 St. John op. cit. 24.
 Ibid. 23.
 I John 1: 1-3.
 Anderson, David in St. John op. cit., 11.
 Ibid., 17.
 Ibid., 18.
 Ibid., 21.
 Exodus 31: 2-5.
 St. John op. cit. 25; However, their loathsome idolatry does not make the Christian veneration of images wrong. “Just because the pagans used them in a foul way is no reason to object to our pious practice.” (32) One must give unto Caesar what is Caesar’s and to God what is God’s, namely the image of God, oneself.
 Ibid. 39.
 Ibid. 68-69.
 Ibid. 53.
 Ibid. 58, 62.
 Ibid. 53.
 Ibid. 73.
 Ibid. 73.
 Ibid. 74.
 Cf. Lewis, C. S. “Meditation in a Toolshed” in God in the Dock (Eerdmans, 2014), 212-216.
 Cf Pelikan, Jaroslav Imago Dei (Princeton University Press, 1990) and Ousepensky, Leonid Theology of the Icon: Volumes I and II (trans. Anthony Gythiel) (St. Vladimir’s Seminary Press, 1992).
 E. H. Gombrich, The Story of Art (London: Phaidon Press Ltd., 1972), 130.
 Saint Bonaventura. Liber III, Sententiarum: Dist. IX, Art. I, Quaestio II, Opera Theologica Selecta (Florence, 1941), 194; While uneducated people could not read books, they could read images on a wall. Poet Francois Villon rhapsodized on this experience in verses written for his mother in the mid-fifteenth century: “I am a woman, poor and old,/Quite ignorant, I cannot read./They showed me in my village church/A painted Paradise with harps,/And Hell where the damned souls are boiled./One gives me joy, the other frightens me.” Gombrich, 130.

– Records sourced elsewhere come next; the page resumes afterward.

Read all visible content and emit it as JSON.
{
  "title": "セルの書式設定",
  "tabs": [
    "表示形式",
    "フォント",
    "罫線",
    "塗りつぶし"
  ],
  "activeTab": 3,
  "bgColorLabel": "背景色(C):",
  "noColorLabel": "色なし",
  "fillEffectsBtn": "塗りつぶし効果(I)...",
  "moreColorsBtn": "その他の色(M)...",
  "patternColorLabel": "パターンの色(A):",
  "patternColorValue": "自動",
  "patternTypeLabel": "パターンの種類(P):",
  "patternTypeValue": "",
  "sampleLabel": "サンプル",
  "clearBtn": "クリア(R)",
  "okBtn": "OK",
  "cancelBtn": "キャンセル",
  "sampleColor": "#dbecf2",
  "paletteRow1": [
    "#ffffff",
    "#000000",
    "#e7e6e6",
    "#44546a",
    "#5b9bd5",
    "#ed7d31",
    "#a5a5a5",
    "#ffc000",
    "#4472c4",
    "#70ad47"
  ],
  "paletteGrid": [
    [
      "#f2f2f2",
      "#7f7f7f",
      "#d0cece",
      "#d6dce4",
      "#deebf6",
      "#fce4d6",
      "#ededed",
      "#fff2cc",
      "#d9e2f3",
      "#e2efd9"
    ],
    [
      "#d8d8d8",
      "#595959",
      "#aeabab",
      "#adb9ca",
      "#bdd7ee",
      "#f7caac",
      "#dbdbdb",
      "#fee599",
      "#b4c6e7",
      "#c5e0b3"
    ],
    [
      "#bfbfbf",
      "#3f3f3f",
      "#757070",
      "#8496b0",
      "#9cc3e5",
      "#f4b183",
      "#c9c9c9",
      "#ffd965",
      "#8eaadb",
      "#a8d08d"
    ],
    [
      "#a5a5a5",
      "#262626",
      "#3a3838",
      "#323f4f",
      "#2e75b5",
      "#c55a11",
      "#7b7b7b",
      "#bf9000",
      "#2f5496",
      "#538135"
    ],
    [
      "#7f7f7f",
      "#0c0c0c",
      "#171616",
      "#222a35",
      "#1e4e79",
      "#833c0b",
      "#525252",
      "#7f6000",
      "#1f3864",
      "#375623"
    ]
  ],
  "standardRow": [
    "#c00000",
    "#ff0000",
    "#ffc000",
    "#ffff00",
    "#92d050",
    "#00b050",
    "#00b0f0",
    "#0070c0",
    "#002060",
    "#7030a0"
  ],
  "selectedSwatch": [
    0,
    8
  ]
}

 St. Thomas Aquinas echoed Bonaventura: “the instruction of the unlettered, who might learn from them as if from books; second, so that the mystery of the Incarnation and the examples of the saints might remain more firmly in our memory by being daily represented to our eyes; and third, to excite the emotions which are more effectively aroused by things seen than by things heard.” Commentarium super libros sententiarum: Commentum in librum III dist. 9, art. 2. qu. 2. See also Bonaventure Itinerarium mentis ad Deum 2: 11.
 Gregrory the Great Lib. IX, Epistola LII Ad Secundinum in PL 77, cols. 990-91. Cited in Freedberg, 470 fn9. Dionysius Areopagaticus also emphasized how meditation is enabled by the cult of images: “We are led up, as far as possible, through visible images to a contemplation of the divine.” (De ecclesia hierachia, 1.2 (trans. by Ernst Kitzinger) PG 3, col. 373: 1952), 137-38.
 As the Scriptures (II Corinthians 4:4) indicated, Jesus Christ was the image of the Father. Thus, the Council declared that one could “render icons the veneration of honor (proskune-sis), not true worship (latreia) of our faith which is due to the divine nature.” Such an honor shown to the icon is conveyed to its prototype, passing to the One depicted. So Christ could be worshipped as God, just as Mary and the saints could receive their own due veneration.